--- Provided information ---

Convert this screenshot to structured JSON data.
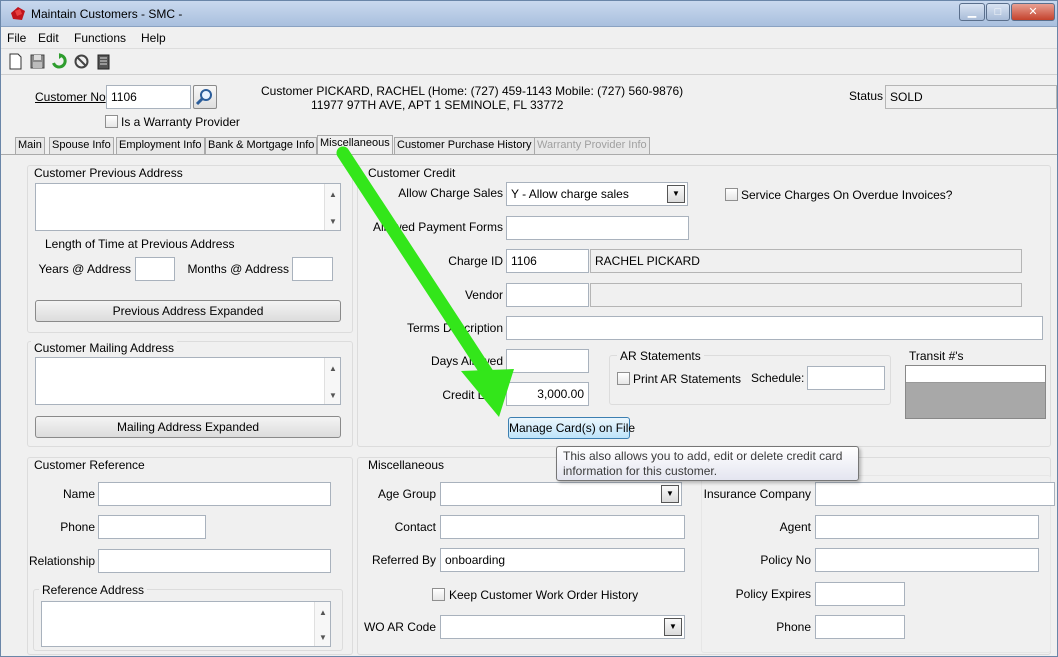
{
  "window": {
    "title": "Maintain Customers - SMC -"
  },
  "menu": [
    "File",
    "Edit",
    "Functions",
    "Help"
  ],
  "toolbar_icons": [
    "new-document-icon",
    "save-icon",
    "refresh-icon",
    "cancel-icon",
    "delete-icon"
  ],
  "header": {
    "customer_no_label": "Customer No",
    "customer_no_value": "1106",
    "warranty_provider_label": "Is a Warranty Provider",
    "customer_info_line1": "Customer PICKARD, RACHEL  (Home: (727) 459-1143  Mobile: (727) 560-9876)",
    "customer_info_line2": "11977 97TH AVE, APT 1 SEMINOLE, FL 33772",
    "status_label": "Status",
    "status_value": "SOLD"
  },
  "tabs": [
    "Main",
    "Spouse Info",
    "Employment Info",
    "Bank & Mortgage Info",
    "Miscellaneous",
    "Customer Purchase History",
    "Warranty Provider Info"
  ],
  "left": {
    "prev_address_title": "Customer Previous Address",
    "length_title": "Length of Time at Previous Address",
    "years_label": "Years @ Address",
    "months_label": "Months @ Address",
    "prev_expanded_button": "Previous Address Expanded",
    "mailing_title": "Customer Mailing Address",
    "mailing_expanded_button": "Mailing Address Expanded"
  },
  "credit": {
    "title": "Customer Credit",
    "allow_charge_label": "Allow Charge Sales",
    "allow_charge_value": "Y - Allow charge sales",
    "service_charges_label": "Service Charges On Overdue Invoices?",
    "allowed_payment_label": "Allowed Payment Forms",
    "charge_id_label": "Charge ID",
    "charge_id_value": "1106",
    "charge_name_value": "RACHEL PICKARD",
    "vendor_label": "Vendor",
    "terms_label": "Terms Description",
    "days_label": "Days Allowed",
    "credit_limit_label": "Credit Limit",
    "credit_limit_value": "3,000.00",
    "ar_title": "AR Statements",
    "print_ar_label": "Print AR Statements",
    "schedule_label": "Schedule:",
    "transit_label": "Transit #'s",
    "manage_cards_button": "Manage Card(s) on File",
    "tooltip": "This also allows you to add, edit or delete credit card information for this customer."
  },
  "reference": {
    "title": "Customer Reference",
    "name_label": "Name",
    "phone_label": "Phone",
    "relationship_label": "Relationship",
    "address_title": "Reference Address"
  },
  "misc": {
    "title": "Miscellaneous",
    "age_group_label": "Age Group",
    "contact_label": "Contact",
    "referred_by_label": "Referred By",
    "referred_by_value": "onboarding",
    "keep_history_label": "Keep Customer Work Order History",
    "wo_ar_code_label": "WO AR Code",
    "insurance_company_label": "Insurance Company",
    "agent_label": "Agent",
    "policy_no_label": "Policy No",
    "policy_expires_label": "Policy Expires",
    "phone_label": "Phone"
  },
  "colors": {
    "arrow": "#33e61a",
    "titlebar": "#b8cce6",
    "tooltip_border": "#767676"
  }
}
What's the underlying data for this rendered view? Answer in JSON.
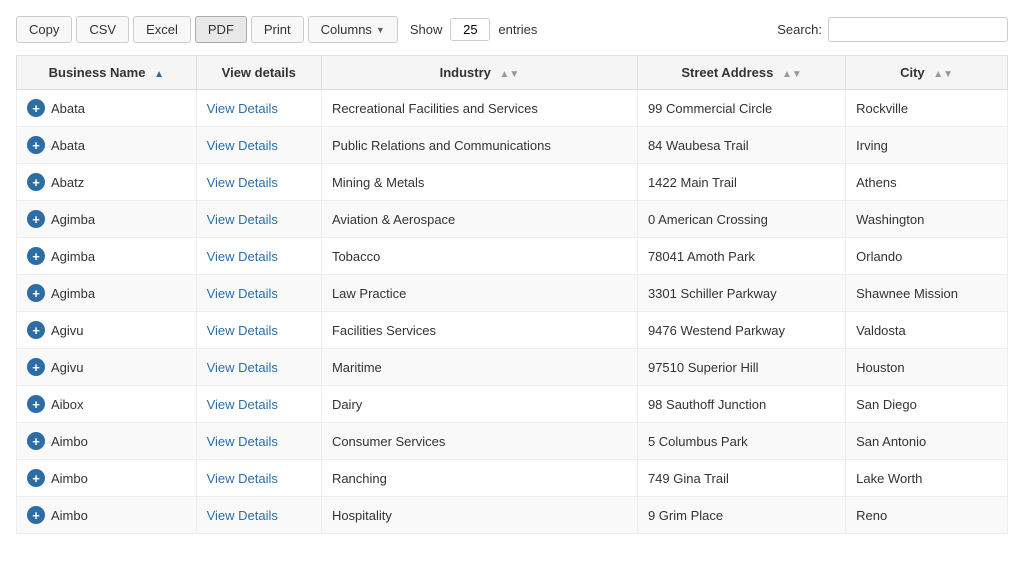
{
  "toolbar": {
    "copy_label": "Copy",
    "csv_label": "CSV",
    "excel_label": "Excel",
    "pdf_label": "PDF",
    "print_label": "Print",
    "columns_label": "Columns",
    "show_label": "Show",
    "entries_value": "25",
    "entries_label": "entries",
    "search_label": "Search:",
    "search_placeholder": ""
  },
  "table": {
    "columns": [
      {
        "id": "business_name",
        "label": "Business Name",
        "sort": "asc"
      },
      {
        "id": "view_details",
        "label": "View details",
        "sort": "none"
      },
      {
        "id": "industry",
        "label": "Industry",
        "sort": "both"
      },
      {
        "id": "street_address",
        "label": "Street Address",
        "sort": "both"
      },
      {
        "id": "city",
        "label": "City",
        "sort": "both"
      }
    ],
    "rows": [
      {
        "business_name": "Abata",
        "view_details": "View Details",
        "industry": "Recreational Facilities and Services",
        "street_address": "99 Commercial Circle",
        "city": "Rockville"
      },
      {
        "business_name": "Abata",
        "view_details": "View Details",
        "industry": "Public Relations and Communications",
        "street_address": "84 Waubesa Trail",
        "city": "Irving"
      },
      {
        "business_name": "Abatz",
        "view_details": "View Details",
        "industry": "Mining & Metals",
        "street_address": "1422 Main Trail",
        "city": "Athens"
      },
      {
        "business_name": "Agimba",
        "view_details": "View Details",
        "industry": "Aviation & Aerospace",
        "street_address": "0 American Crossing",
        "city": "Washington"
      },
      {
        "business_name": "Agimba",
        "view_details": "View Details",
        "industry": "Tobacco",
        "street_address": "78041 Amoth Park",
        "city": "Orlando"
      },
      {
        "business_name": "Agimba",
        "view_details": "View Details",
        "industry": "Law Practice",
        "street_address": "3301 Schiller Parkway",
        "city": "Shawnee Mission"
      },
      {
        "business_name": "Agivu",
        "view_details": "View Details",
        "industry": "Facilities Services",
        "street_address": "9476 Westend Parkway",
        "city": "Valdosta"
      },
      {
        "business_name": "Agivu",
        "view_details": "View Details",
        "industry": "Maritime",
        "street_address": "97510 Superior Hill",
        "city": "Houston"
      },
      {
        "business_name": "Aibox",
        "view_details": "View Details",
        "industry": "Dairy",
        "street_address": "98 Sauthoff Junction",
        "city": "San Diego"
      },
      {
        "business_name": "Aimbo",
        "view_details": "View Details",
        "industry": "Consumer Services",
        "street_address": "5 Columbus Park",
        "city": "San Antonio"
      },
      {
        "business_name": "Aimbo",
        "view_details": "View Details",
        "industry": "Ranching",
        "street_address": "749 Gina Trail",
        "city": "Lake Worth"
      },
      {
        "business_name": "Aimbo",
        "view_details": "View Details",
        "industry": "Hospitality",
        "street_address": "9 Grim Place",
        "city": "Reno"
      }
    ]
  }
}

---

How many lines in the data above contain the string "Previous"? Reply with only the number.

3